Agile 2008 was hectic and I couldn't stay for all 4 days, so I know I missed out on lots of great ideas. However, I have the cd, and the phone-book-sized book of research papers and experience reports, which I can delve into as soon as we get done with our final manuscript revisions!
It's always so good to see the friends I only get to see once a year, as well as meet people I only know through the Internt. There were so many attendees this year, I didn't run into everybody I know, but great to see the ones I did run into.
I was reminded of how welcoming the agile community is in general, and what good people they are. One of my role models is Kay Johansen. She rocks because she's good at developing AND testing. She's both highly technical and great with people. Her workshops are always fun and super effective. She and her husband Zhon taught me mind mapping, which Janet and I have used to great effect to write our book. I'm looking at her materials from the "testing with a purpose" clinic she did at Agile 2008, and it reminded me that I don't focus enough on declarative testing, I get too involved in the "how" instead of the "what".
I met Patrick Wilson-Welsh this year because he asked me to help him with his tutorial on 'flipping the automated test triangle'. Patrick is such an engaging speaker, and he has a gift for fun group exercises - who else would think of having each group compose a Haiku about obstacles to automated unit tests? Like Kay, he is one of those quietly competent people, who is ready to learn from others. I loved hearing how he has been pairing with the developers at his current gig, letting them see he knows what he's doing, before helping them think of ways to improve. People learn a lot more from that than from some "expert" just coming in and telling them what to do.
And the best part about Patrick and Kay is they are two of the nicest people I know. So, I will strive to achieve their level of expertise and knowledge, while trying to help people as best I can, learning something from everyone.

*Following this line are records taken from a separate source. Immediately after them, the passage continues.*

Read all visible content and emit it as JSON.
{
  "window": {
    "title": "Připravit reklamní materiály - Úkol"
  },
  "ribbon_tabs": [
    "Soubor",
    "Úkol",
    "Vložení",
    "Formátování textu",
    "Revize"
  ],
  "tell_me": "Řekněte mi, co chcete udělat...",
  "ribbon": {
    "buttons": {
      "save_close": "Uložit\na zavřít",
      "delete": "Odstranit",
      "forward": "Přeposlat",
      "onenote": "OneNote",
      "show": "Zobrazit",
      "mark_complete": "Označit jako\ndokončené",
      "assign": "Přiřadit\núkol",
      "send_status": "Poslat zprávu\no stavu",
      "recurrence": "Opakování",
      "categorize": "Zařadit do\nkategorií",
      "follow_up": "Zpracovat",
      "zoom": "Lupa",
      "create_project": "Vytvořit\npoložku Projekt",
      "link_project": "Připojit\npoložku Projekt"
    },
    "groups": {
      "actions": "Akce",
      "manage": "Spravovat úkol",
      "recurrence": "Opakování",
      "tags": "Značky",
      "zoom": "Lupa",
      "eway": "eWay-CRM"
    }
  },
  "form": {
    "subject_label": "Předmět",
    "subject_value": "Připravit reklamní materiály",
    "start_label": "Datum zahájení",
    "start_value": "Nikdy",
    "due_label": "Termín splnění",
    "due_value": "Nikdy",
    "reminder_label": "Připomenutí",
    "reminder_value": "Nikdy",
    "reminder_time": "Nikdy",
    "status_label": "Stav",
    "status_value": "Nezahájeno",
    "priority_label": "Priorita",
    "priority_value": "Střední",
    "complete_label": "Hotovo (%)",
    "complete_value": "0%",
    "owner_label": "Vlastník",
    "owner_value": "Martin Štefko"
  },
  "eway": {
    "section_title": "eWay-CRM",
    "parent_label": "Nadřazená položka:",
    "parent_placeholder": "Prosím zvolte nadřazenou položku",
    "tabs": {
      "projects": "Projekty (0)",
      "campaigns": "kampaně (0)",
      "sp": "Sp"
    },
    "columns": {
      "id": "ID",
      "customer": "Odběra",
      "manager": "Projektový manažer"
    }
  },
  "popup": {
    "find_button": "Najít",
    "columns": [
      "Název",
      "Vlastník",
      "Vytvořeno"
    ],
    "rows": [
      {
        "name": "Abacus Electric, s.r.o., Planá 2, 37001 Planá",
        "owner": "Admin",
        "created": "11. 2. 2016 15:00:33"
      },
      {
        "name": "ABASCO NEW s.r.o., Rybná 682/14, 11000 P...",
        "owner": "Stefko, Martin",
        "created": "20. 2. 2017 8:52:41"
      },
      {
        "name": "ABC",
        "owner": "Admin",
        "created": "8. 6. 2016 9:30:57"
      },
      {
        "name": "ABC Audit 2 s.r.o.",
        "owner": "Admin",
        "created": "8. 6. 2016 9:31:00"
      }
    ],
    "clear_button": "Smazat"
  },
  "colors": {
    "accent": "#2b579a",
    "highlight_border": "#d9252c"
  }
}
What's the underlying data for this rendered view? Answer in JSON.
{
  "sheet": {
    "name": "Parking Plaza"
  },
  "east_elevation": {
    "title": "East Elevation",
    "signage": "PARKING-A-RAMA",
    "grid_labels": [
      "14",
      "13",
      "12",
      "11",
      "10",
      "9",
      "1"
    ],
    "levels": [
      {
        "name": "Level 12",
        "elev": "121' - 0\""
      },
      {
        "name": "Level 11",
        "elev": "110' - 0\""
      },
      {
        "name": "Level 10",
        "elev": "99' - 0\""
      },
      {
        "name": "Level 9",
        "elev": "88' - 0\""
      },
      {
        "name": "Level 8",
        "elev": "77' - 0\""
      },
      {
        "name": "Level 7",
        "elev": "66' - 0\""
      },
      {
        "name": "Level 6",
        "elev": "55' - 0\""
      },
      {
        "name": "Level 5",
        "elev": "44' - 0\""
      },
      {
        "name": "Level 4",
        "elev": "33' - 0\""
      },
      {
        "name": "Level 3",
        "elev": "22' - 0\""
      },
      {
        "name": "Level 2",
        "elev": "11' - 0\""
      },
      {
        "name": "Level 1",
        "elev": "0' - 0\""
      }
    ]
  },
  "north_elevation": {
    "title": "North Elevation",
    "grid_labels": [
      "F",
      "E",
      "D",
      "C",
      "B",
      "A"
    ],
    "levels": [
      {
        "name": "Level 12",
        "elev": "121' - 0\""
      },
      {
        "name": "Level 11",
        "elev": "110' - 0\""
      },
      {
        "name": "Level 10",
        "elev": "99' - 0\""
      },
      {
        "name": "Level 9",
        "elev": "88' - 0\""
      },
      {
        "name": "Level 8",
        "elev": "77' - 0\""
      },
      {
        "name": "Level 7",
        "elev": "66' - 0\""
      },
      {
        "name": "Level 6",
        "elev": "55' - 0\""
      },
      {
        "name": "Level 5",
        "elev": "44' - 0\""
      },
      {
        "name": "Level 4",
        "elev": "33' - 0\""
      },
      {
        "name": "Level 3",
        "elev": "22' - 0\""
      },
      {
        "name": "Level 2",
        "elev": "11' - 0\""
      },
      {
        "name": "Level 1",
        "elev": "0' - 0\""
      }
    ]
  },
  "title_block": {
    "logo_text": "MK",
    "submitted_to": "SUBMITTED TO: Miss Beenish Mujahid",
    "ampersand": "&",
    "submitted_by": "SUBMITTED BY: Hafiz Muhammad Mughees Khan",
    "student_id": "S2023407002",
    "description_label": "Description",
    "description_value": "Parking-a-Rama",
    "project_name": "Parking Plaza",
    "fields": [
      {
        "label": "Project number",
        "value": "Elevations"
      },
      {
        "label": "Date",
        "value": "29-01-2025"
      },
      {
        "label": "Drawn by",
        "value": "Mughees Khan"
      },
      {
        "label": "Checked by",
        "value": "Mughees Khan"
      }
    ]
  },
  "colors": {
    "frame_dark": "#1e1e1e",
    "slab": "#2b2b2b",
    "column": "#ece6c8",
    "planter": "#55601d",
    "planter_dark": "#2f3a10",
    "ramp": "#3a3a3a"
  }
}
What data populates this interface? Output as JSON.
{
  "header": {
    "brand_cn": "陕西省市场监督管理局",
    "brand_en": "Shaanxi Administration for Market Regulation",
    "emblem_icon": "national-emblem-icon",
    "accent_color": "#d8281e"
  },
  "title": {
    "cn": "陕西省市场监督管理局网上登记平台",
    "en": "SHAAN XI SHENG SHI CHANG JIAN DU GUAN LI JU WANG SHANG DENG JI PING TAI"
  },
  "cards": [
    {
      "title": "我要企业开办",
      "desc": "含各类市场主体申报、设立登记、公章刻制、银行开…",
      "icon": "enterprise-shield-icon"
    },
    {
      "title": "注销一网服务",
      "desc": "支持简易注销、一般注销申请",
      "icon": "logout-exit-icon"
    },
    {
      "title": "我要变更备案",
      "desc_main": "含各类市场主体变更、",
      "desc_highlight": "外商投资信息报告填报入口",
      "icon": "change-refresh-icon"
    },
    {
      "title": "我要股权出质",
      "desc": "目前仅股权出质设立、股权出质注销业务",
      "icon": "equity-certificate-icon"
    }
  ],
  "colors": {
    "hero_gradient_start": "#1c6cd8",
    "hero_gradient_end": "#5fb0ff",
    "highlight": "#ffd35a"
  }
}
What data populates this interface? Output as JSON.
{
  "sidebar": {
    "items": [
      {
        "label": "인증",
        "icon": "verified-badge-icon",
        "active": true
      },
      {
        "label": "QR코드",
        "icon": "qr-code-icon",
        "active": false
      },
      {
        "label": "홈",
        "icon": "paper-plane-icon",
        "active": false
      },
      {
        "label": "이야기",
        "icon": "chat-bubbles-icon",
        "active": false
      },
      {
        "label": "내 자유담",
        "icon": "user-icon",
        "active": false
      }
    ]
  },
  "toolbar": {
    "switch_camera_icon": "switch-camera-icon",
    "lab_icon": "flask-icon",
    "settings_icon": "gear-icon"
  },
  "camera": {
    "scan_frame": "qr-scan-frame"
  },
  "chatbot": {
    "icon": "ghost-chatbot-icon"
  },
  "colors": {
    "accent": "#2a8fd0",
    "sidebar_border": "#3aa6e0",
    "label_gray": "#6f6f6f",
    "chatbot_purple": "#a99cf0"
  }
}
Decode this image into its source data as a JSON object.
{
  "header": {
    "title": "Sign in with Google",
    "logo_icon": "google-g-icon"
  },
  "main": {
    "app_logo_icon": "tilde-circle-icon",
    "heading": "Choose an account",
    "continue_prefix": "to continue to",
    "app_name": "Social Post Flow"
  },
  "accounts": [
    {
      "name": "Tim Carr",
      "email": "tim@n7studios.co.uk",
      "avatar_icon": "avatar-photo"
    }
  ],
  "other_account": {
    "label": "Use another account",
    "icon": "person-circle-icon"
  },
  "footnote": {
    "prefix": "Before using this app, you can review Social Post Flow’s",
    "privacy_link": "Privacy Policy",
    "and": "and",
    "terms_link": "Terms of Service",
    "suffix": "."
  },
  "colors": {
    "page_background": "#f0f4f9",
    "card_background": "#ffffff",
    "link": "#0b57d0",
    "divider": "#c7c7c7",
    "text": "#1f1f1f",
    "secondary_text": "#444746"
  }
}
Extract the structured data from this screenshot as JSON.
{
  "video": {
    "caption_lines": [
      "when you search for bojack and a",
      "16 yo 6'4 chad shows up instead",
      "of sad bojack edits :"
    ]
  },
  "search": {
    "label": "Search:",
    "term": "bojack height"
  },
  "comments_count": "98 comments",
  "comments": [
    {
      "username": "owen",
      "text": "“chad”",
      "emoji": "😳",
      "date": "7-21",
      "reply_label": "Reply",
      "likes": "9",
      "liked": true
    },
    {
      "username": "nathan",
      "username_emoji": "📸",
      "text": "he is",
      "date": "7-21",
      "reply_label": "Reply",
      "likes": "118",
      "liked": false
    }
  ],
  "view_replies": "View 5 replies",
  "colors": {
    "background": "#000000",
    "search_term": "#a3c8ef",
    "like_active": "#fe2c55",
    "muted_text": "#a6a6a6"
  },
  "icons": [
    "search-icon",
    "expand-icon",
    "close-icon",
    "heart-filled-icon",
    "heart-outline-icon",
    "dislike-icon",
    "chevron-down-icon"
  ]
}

Someone at Agile 2008 observed that there are lots of women at this conference, as opposed to, say, Oopsla, and wondered if it was because Agile creates an environment that women enjoy. I think there's a lot of truth to that. Myself, and most women I know, like the people side of things, we like collaborating with people. Sitting in a corner writing code by myself isn't my idea of fun. If agile development draws more women into our profession, so much the better.